At the National Review, Michael Brendan Dougherty wrote that Biden seemed “not to know or care that, in Ireland, a public official admitting to some pride in Irish-Catholic identity would be an incident more infamous and unwelcome than a Loyalist bombing of a day-care center,” a grossly irresponsible statement from the conservative writer. Fox News and some Republican lawmakers jumped on Biden’s remark about “not going home” to the U.S., but “staying here” in Ireland. If only he would keep his word, they chortled, predictably.
Biden began the trip with a quick stop in Belfast, Northern Ireland, to mark the 25th anniversary of the Good Friday Agreement. Some British press opinion pages and a few hardline Brexiteers and unionists criticized the president in much the same way as their right-wing brethren in America. In the most notorious example, former Northern Ireland Assembly First Minister Arlene Foster of the Democratic Unionist Party vomited that Biden “hates the U.K.,” in part because of his announced decision not to attend the coronation of King Charles III. Oh my!
Current DUP leader Jeffrey Donaldson was more moderate in his comments. He welcomed Biden’s offer to support investment in Northern Ireland, without interfering in local political matters. Donaldson and the DUP have refused to participate in the power-sharing Assembly for a year due to objections to the way Brexit treats the province.
“In the estimation of British officials, Biden’s brief visit (to the North) accomplished what they had hoped, a quiet message with carefully chosen words that did not aggravate the dynamic and might eventually help lead to another restoration of government,” wrote Washington Post chief political correspondent Dan Balz. “Biden could point but not forcefully persuade. As always in Northern Ireland, it remains in the hands of the leaders and the people there to make the way forward.”
I’m interested to see how Biden’s Ireland trip is viewed in the coming weeks and months; how it used in his anticipated re-election campaign; and whether he returns to the island during a potential second term or post-presidency.
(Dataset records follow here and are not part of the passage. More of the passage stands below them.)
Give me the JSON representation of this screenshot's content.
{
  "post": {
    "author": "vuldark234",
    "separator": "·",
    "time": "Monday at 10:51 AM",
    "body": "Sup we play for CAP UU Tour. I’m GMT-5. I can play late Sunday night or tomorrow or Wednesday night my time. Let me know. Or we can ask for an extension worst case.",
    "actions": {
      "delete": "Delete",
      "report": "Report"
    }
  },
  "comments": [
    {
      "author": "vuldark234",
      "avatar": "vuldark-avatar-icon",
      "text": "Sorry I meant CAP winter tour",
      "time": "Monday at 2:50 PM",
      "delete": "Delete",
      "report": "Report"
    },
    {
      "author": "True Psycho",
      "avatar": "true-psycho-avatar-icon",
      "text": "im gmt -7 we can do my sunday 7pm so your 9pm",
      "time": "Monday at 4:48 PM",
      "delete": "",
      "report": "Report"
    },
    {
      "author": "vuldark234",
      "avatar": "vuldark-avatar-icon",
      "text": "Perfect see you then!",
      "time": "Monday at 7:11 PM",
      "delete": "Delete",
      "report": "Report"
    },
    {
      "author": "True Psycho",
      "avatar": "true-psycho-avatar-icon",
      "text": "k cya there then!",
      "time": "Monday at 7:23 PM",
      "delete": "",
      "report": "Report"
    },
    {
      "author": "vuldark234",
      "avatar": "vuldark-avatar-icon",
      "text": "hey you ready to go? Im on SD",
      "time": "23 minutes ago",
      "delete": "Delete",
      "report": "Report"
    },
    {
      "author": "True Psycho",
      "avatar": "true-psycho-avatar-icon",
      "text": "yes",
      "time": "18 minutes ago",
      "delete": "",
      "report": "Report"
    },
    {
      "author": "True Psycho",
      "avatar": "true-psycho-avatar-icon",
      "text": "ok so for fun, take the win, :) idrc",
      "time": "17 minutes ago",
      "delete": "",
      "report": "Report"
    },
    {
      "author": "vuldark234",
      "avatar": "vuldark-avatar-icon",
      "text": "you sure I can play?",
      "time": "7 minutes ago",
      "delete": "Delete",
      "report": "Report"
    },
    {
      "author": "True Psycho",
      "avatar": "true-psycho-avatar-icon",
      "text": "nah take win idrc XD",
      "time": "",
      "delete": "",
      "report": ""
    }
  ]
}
It will be just as interesting to see how, or whether, his visit is leveraged by Irish tourism and other commercial interests.